# [ASSIGNMENT]
Below are some records; give them all again exactly, but not the pictures.

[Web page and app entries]
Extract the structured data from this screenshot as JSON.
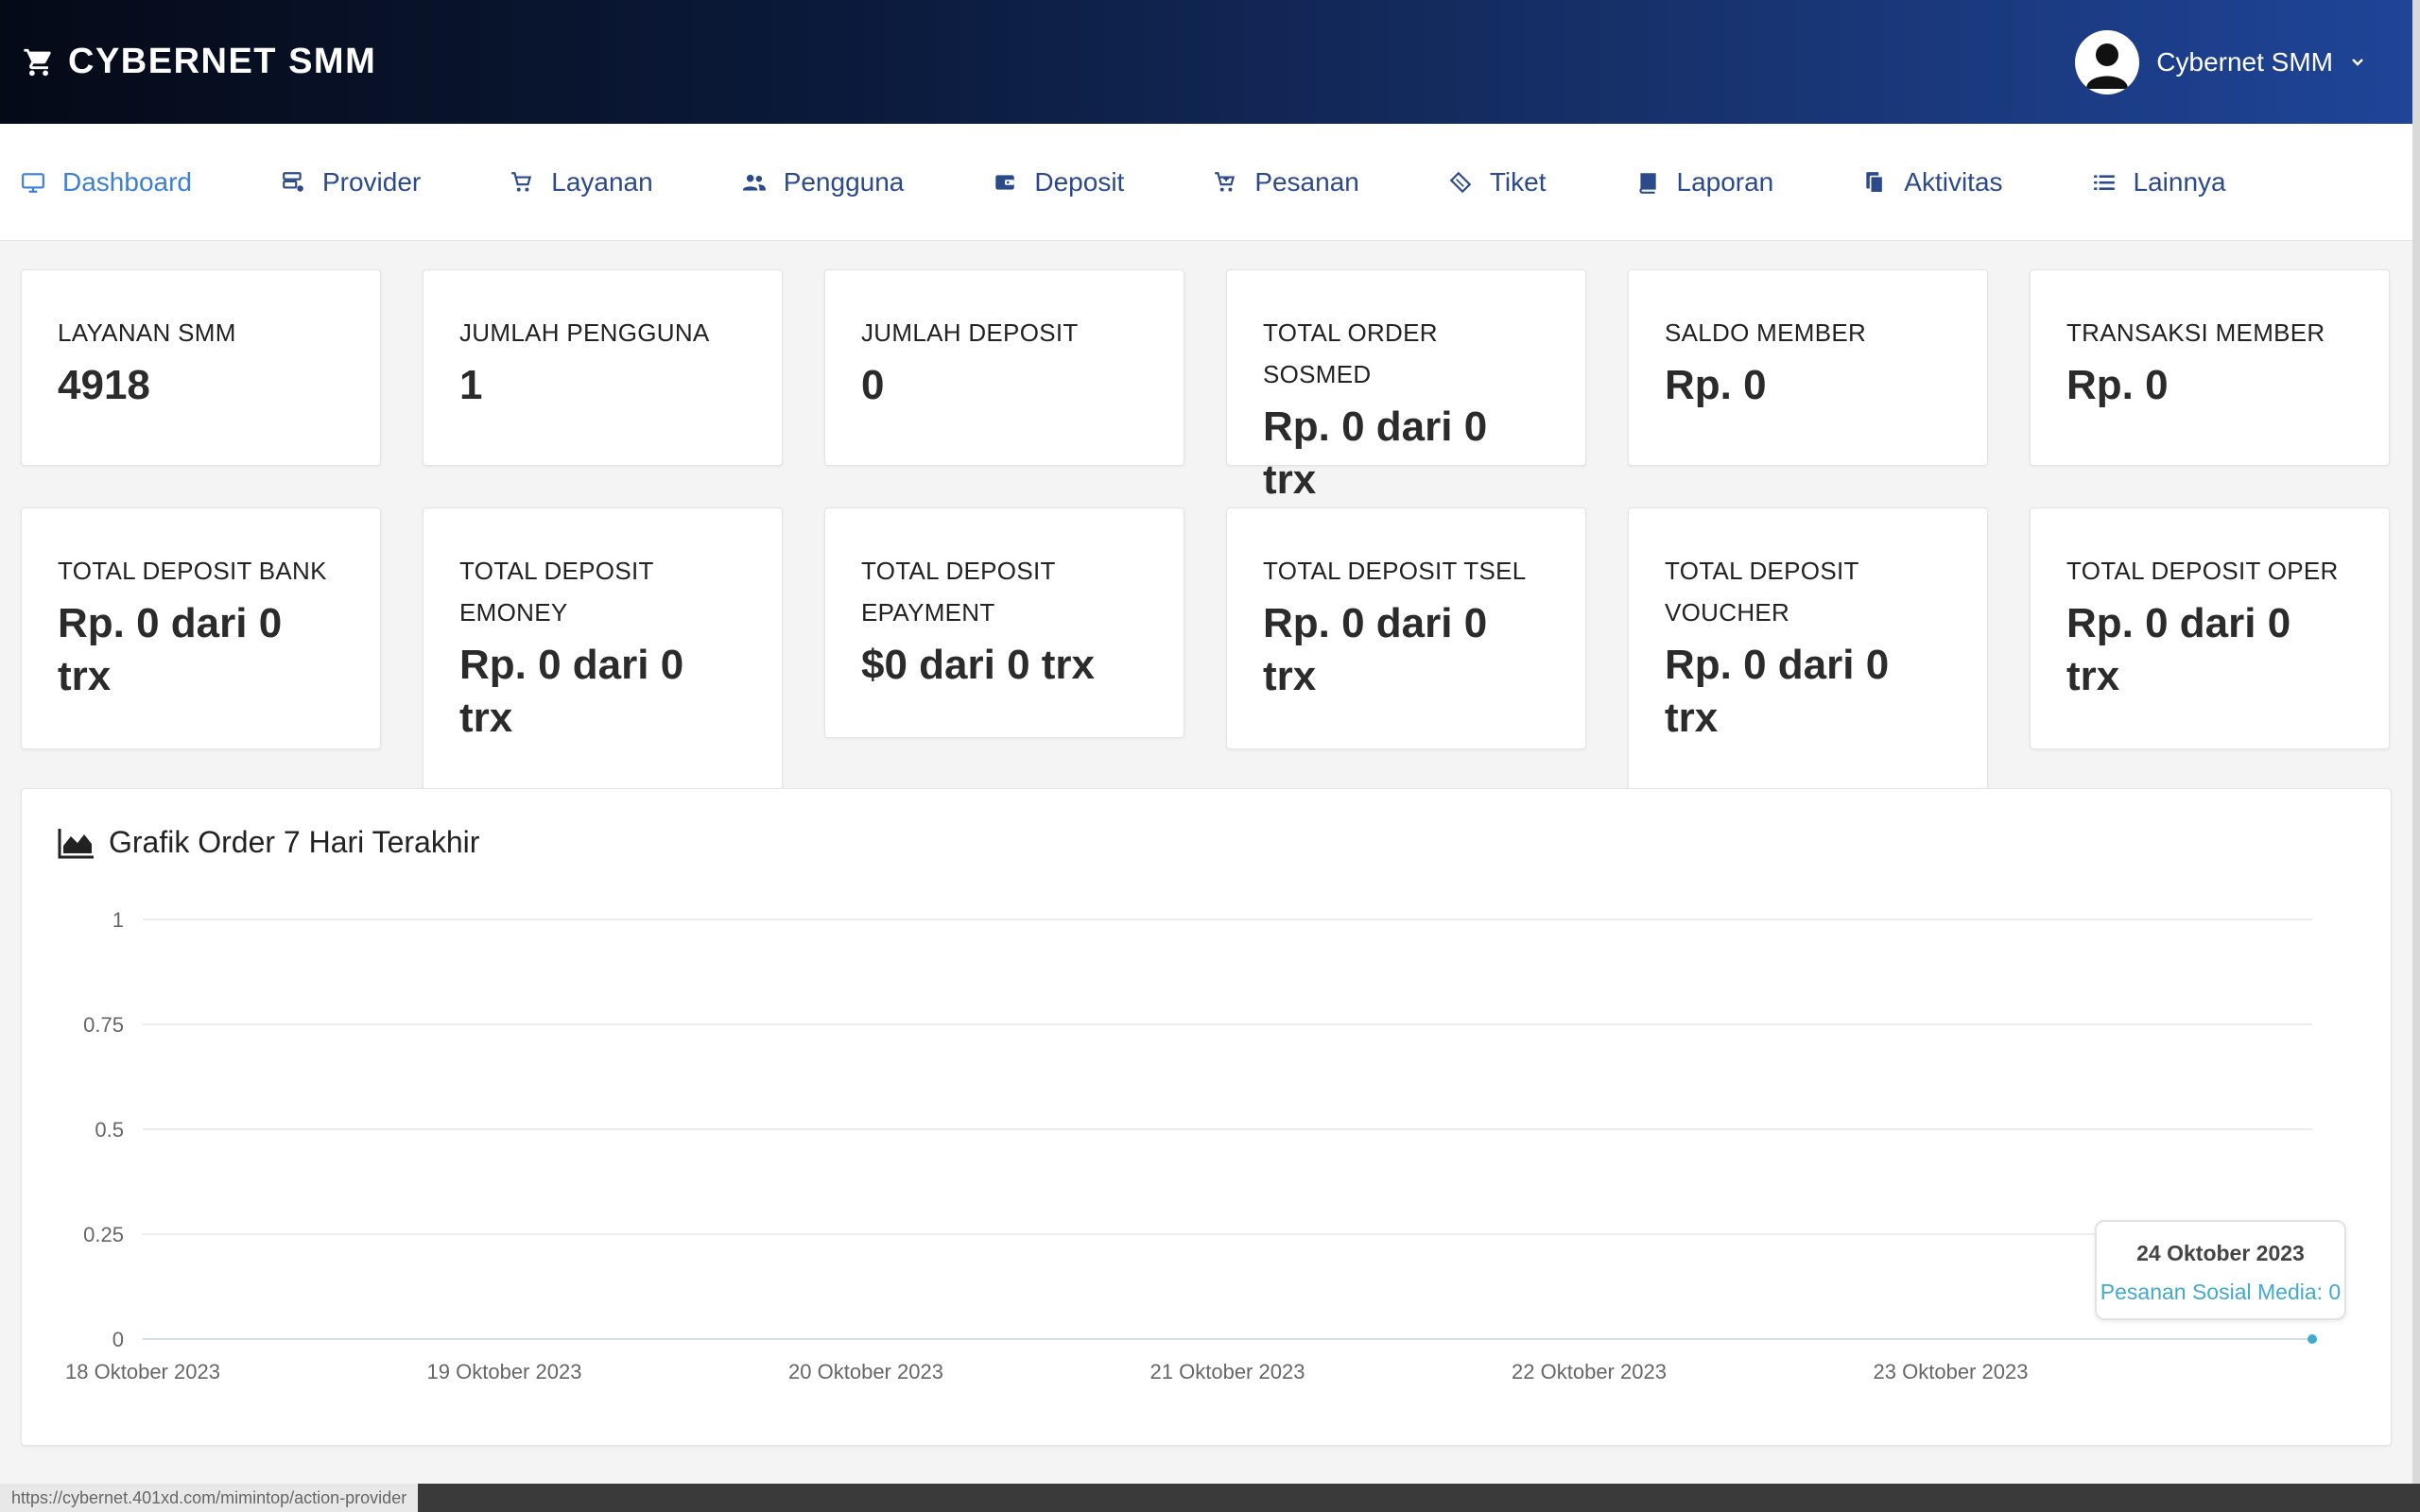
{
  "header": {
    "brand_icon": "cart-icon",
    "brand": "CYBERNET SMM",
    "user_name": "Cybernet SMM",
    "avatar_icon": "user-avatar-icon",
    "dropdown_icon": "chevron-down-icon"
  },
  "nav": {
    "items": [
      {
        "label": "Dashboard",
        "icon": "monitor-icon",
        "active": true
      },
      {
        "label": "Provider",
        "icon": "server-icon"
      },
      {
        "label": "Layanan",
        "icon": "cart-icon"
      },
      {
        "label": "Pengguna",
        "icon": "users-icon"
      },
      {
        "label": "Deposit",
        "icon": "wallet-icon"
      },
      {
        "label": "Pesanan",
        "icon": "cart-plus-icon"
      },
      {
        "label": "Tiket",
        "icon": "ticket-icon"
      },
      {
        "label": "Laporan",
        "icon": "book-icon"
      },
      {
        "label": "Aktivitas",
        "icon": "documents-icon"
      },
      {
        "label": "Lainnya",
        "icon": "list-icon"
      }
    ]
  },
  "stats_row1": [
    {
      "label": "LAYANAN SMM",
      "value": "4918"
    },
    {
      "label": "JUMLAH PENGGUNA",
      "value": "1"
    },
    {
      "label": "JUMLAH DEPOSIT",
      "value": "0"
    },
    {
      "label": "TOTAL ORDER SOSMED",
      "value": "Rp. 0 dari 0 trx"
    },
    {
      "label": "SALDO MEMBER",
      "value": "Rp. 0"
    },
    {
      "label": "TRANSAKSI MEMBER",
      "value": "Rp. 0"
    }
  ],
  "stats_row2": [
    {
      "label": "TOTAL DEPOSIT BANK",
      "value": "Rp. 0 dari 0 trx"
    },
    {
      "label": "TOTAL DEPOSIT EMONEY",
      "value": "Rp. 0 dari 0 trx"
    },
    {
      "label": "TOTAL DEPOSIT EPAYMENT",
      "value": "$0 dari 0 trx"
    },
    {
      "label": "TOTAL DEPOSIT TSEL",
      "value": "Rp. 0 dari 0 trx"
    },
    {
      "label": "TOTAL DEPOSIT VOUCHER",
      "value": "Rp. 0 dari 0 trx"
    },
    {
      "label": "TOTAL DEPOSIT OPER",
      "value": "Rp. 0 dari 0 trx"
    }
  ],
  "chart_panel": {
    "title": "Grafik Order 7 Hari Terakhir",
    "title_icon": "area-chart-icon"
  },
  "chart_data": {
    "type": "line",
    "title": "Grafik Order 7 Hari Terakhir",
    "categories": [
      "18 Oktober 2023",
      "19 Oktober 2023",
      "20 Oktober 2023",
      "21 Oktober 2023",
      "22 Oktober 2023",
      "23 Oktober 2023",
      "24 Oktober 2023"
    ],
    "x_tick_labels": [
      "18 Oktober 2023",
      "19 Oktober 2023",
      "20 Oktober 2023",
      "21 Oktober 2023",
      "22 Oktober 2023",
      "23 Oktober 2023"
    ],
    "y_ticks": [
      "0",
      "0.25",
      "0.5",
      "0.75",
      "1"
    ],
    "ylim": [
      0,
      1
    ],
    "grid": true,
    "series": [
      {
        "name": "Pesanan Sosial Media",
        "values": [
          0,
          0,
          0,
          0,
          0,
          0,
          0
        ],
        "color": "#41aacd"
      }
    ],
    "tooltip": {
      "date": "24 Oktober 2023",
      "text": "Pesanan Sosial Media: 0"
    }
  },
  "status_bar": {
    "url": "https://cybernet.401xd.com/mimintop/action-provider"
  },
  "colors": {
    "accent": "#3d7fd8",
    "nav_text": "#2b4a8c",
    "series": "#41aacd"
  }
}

# [OUTPUT FOR THIS EXERCISE]
Extract the structured data from this screenshot as JSON.
{
  "header": {
    "brand_icon": "cart-icon",
    "brand": "CYBERNET SMM",
    "user_name": "Cybernet SMM",
    "avatar_icon": "user-avatar-icon",
    "dropdown_icon": "chevron-down-icon"
  },
  "nav": {
    "items": [
      {
        "label": "Dashboard",
        "icon": "monitor-icon",
        "active": true
      },
      {
        "label": "Provider",
        "icon": "server-icon"
      },
      {
        "label": "Layanan",
        "icon": "cart-icon"
      },
      {
        "label": "Pengguna",
        "icon": "users-icon"
      },
      {
        "label": "Deposit",
        "icon": "wallet-icon"
      },
      {
        "label": "Pesanan",
        "icon": "cart-plus-icon"
      },
      {
        "label": "Tiket",
        "icon": "ticket-icon"
      },
      {
        "label": "Laporan",
        "icon": "book-icon"
      },
      {
        "label": "Aktivitas",
        "icon": "documents-icon"
      },
      {
        "label": "Lainnya",
        "icon": "list-icon"
      }
    ]
  },
  "stats_row1": [
    {
      "label": "LAYANAN SMM",
      "value": "4918"
    },
    {
      "label": "JUMLAH PENGGUNA",
      "value": "1"
    },
    {
      "label": "JUMLAH DEPOSIT",
      "value": "0"
    },
    {
      "label": "TOTAL ORDER SOSMED",
      "value": "Rp. 0 dari 0 trx"
    },
    {
      "label": "SALDO MEMBER",
      "value": "Rp. 0"
    },
    {
      "label": "TRANSAKSI MEMBER",
      "value": "Rp. 0"
    }
  ],
  "stats_row2": [
    {
      "label": "TOTAL DEPOSIT BANK",
      "value": "Rp. 0 dari 0 trx"
    },
    {
      "label": "TOTAL DEPOSIT EMONEY",
      "value": "Rp. 0 dari 0 trx"
    },
    {
      "label": "TOTAL DEPOSIT EPAYMENT",
      "value": "$0 dari 0 trx"
    },
    {
      "label": "TOTAL DEPOSIT TSEL",
      "value": "Rp. 0 dari 0 trx"
    },
    {
      "label": "TOTAL DEPOSIT VOUCHER",
      "value": "Rp. 0 dari 0 trx"
    },
    {
      "label": "TOTAL DEPOSIT OPER",
      "value": "Rp. 0 dari 0 trx"
    }
  ],
  "chart_panel": {
    "title": "Grafik Order 7 Hari Terakhir",
    "title_icon": "area-chart-icon"
  },
  "chart_data": {
    "type": "line",
    "title": "Grafik Order 7 Hari Terakhir",
    "categories": [
      "18 Oktober 2023",
      "19 Oktober 2023",
      "20 Oktober 2023",
      "21 Oktober 2023",
      "22 Oktober 2023",
      "23 Oktober 2023",
      "24 Oktober 2023"
    ],
    "x_tick_labels": [
      "18 Oktober 2023",
      "19 Oktober 2023",
      "20 Oktober 2023",
      "21 Oktober 2023",
      "22 Oktober 2023",
      "23 Oktober 2023"
    ],
    "y_ticks": [
      "0",
      "0.25",
      "0.5",
      "0.75",
      "1"
    ],
    "ylim": [
      0,
      1
    ],
    "grid": true,
    "series": [
      {
        "name": "Pesanan Sosial Media",
        "values": [
          0,
          0,
          0,
          0,
          0,
          0,
          0
        ],
        "color": "#41aacd"
      }
    ],
    "tooltip": {
      "date": "24 Oktober 2023",
      "text": "Pesanan Sosial Media: 0"
    }
  },
  "status_bar": {
    "url": "https://cybernet.401xd.com/mimintop/action-provider"
  },
  "colors": {
    "accent": "#3d7fd8",
    "nav_text": "#2b4a8c",
    "series": "#41aacd"
  }
}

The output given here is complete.